++++ Data in this exercise
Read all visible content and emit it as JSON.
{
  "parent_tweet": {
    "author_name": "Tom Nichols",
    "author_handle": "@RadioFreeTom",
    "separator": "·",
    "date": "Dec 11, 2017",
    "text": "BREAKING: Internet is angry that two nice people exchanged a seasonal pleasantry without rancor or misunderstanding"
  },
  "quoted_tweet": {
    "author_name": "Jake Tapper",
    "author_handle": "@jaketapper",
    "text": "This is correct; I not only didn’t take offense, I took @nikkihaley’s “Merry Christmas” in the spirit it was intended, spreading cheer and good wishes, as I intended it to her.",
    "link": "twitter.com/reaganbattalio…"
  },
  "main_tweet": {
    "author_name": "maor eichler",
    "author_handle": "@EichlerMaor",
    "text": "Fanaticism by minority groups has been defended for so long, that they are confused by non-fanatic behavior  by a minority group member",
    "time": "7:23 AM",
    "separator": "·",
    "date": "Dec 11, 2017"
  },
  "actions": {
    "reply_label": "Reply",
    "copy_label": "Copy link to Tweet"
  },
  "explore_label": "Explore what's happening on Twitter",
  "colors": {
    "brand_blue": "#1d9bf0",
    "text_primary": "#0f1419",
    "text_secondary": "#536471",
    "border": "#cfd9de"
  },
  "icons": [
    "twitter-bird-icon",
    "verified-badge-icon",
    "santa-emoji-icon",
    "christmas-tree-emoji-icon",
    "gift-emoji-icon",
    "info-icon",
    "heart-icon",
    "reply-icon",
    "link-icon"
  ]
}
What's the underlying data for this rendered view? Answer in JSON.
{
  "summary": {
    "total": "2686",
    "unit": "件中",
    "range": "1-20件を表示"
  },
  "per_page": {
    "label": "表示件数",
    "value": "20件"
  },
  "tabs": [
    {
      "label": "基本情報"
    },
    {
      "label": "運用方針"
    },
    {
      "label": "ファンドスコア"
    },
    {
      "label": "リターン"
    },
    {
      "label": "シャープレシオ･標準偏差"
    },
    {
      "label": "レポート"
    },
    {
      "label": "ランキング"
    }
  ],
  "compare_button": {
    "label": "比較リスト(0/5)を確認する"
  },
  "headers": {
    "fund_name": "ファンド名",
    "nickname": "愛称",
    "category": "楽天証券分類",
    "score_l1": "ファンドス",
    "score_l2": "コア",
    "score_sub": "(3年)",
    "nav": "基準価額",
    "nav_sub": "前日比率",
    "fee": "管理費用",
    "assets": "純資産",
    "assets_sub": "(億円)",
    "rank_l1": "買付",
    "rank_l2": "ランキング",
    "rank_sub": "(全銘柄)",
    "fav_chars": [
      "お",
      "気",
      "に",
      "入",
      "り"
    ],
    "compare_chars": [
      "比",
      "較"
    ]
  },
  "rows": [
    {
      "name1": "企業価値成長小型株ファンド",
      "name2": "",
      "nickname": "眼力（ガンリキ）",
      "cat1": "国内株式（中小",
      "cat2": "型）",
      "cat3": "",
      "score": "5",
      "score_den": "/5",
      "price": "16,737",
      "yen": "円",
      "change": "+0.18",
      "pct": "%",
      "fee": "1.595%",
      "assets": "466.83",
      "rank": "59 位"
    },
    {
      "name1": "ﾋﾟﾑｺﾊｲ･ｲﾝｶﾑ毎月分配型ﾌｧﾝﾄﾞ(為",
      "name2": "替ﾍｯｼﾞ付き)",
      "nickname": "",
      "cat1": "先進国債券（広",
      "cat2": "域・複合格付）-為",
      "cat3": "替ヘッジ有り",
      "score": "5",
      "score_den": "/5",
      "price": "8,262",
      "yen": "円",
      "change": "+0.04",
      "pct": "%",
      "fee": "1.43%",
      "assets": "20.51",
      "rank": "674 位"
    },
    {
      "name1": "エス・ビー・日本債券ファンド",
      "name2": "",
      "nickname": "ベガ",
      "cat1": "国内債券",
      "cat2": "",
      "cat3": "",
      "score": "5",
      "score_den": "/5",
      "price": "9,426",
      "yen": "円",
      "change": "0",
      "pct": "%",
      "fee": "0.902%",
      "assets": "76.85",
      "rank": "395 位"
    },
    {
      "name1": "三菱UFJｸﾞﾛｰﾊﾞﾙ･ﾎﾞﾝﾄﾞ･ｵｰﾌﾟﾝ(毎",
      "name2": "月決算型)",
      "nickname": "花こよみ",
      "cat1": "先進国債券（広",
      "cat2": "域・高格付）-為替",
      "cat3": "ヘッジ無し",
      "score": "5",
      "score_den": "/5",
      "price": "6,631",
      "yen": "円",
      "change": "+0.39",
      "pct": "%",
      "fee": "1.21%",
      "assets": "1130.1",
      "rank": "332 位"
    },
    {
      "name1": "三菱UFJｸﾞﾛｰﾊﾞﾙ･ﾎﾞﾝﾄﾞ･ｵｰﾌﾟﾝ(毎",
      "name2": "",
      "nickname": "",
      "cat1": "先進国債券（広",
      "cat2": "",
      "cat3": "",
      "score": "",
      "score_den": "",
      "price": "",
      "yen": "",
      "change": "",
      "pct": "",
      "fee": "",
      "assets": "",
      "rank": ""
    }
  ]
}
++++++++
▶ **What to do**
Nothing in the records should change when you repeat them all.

▶ **Output**
Read all visible content and emit it as JSON.
{
  "parent_tweet": {
    "author_name": "Tom Nichols",
    "author_handle": "@RadioFreeTom",
    "separator": "·",
    "date": "Dec 11, 2017",
    "text": "BREAKING: Internet is angry that two nice people exchanged a seasonal pleasantry without rancor or misunderstanding"
  },
  "quoted_tweet": {
    "author_name": "Jake Tapper",
    "author_handle": "@jaketapper",
    "text": "This is correct; I not only didn’t take offense, I took @nikkihaley’s “Merry Christmas” in the spirit it was intended, spreading cheer and good wishes, as I intended it to her.",
    "link": "twitter.com/reaganbattalio…"
  },
  "main_tweet": {
    "author_name": "maor eichler",
    "author_handle": "@EichlerMaor",
    "text": "Fanaticism by minority groups has been defended for so long, that they are confused by non-fanatic behavior  by a minority group member",
    "time": "7:23 AM",
    "separator": "·",
    "date": "Dec 11, 2017"
  },
  "actions": {
    "reply_label": "Reply",
    "copy_label": "Copy link to Tweet"
  },
  "explore_label": "Explore what's happening on Twitter",
  "colors": {
    "brand_blue": "#1d9bf0",
    "text_primary": "#0f1419",
    "text_secondary": "#536471",
    "border": "#cfd9de"
  },
  "icons": [
    "twitter-bird-icon",
    "verified-badge-icon",
    "santa-emoji-icon",
    "christmas-tree-emoji-icon",
    "gift-emoji-icon",
    "info-icon",
    "heart-icon",
    "reply-icon",
    "link-icon"
  ]
}
What's the underlying data for this rendered view? Answer in JSON.
{
  "summary": {
    "total": "2686",
    "unit": "件中",
    "range": "1-20件を表示"
  },
  "per_page": {
    "label": "表示件数",
    "value": "20件"
  },
  "tabs": [
    {
      "label": "基本情報"
    },
    {
      "label": "運用方針"
    },
    {
      "label": "ファンドスコア"
    },
    {
      "label": "リターン"
    },
    {
      "label": "シャープレシオ･標準偏差"
    },
    {
      "label": "レポート"
    },
    {
      "label": "ランキング"
    }
  ],
  "compare_button": {
    "label": "比較リスト(0/5)を確認する"
  },
  "headers": {
    "fund_name": "ファンド名",
    "nickname": "愛称",
    "category": "楽天証券分類",
    "score_l1": "ファンドス",
    "score_l2": "コア",
    "score_sub": "(3年)",
    "nav": "基準価額",
    "nav_sub": "前日比率",
    "fee": "管理費用",
    "assets": "純資産",
    "assets_sub": "(億円)",
    "rank_l1": "買付",
    "rank_l2": "ランキング",
    "rank_sub": "(全銘柄)",
    "fav_chars": [
      "お",
      "気",
      "に",
      "入",
      "り"
    ],
    "compare_chars": [
      "比",
      "較"
    ]
  },
  "rows": [
    {
      "name1": "企業価値成長小型株ファンド",
      "name2": "",
      "nickname": "眼力（ガンリキ）",
      "cat1": "国内株式（中小",
      "cat2": "型）",
      "cat3": "",
      "score": "5",
      "score_den": "/5",
      "price": "16,737",
      "yen": "円",
      "change": "+0.18",
      "pct": "%",
      "fee": "1.595%",
      "assets": "466.83",
      "rank": "59 位"
    },
    {
      "name1": "ﾋﾟﾑｺﾊｲ･ｲﾝｶﾑ毎月分配型ﾌｧﾝﾄﾞ(為",
      "name2": "替ﾍｯｼﾞ付き)",
      "nickname": "",
      "cat1": "先進国債券（広",
      "cat2": "域・複合格付）-為",
      "cat3": "替ヘッジ有り",
      "score": "5",
      "score_den": "/5",
      "price": "8,262",
      "yen": "円",
      "change": "+0.04",
      "pct": "%",
      "fee": "1.43%",
      "assets": "20.51",
      "rank": "674 位"
    },
    {
      "name1": "エス・ビー・日本債券ファンド",
      "name2": "",
      "nickname": "ベガ",
      "cat1": "国内債券",
      "cat2": "",
      "cat3": "",
      "score": "5",
      "score_den": "/5",
      "price": "9,426",
      "yen": "円",
      "change": "0",
      "pct": "%",
      "fee": "0.902%",
      "assets": "76.85",
      "rank": "395 位"
    },
    {
      "name1": "三菱UFJｸﾞﾛｰﾊﾞﾙ･ﾎﾞﾝﾄﾞ･ｵｰﾌﾟﾝ(毎",
      "name2": "月決算型)",
      "nickname": "花こよみ",
      "cat1": "先進国債券（広",
      "cat2": "域・高格付）-為替",
      "cat3": "ヘッジ無し",
      "score": "5",
      "score_den": "/5",
      "price": "6,631",
      "yen": "円",
      "change": "+0.39",
      "pct": "%",
      "fee": "1.21%",
      "assets": "1130.1",
      "rank": "332 位"
    },
    {
      "name1": "三菱UFJｸﾞﾛｰﾊﾞﾙ･ﾎﾞﾝﾄﾞ･ｵｰﾌﾟﾝ(毎",
      "name2": "",
      "nickname": "",
      "cat1": "先進国債券（広",
      "cat2": "",
      "cat3": "",
      "score": "",
      "score_den": "",
      "price": "",
      "yen": "",
      "change": "",
      "pct": "",
      "fee": "",
      "assets": "",
      "rank": ""
    }
  ]
}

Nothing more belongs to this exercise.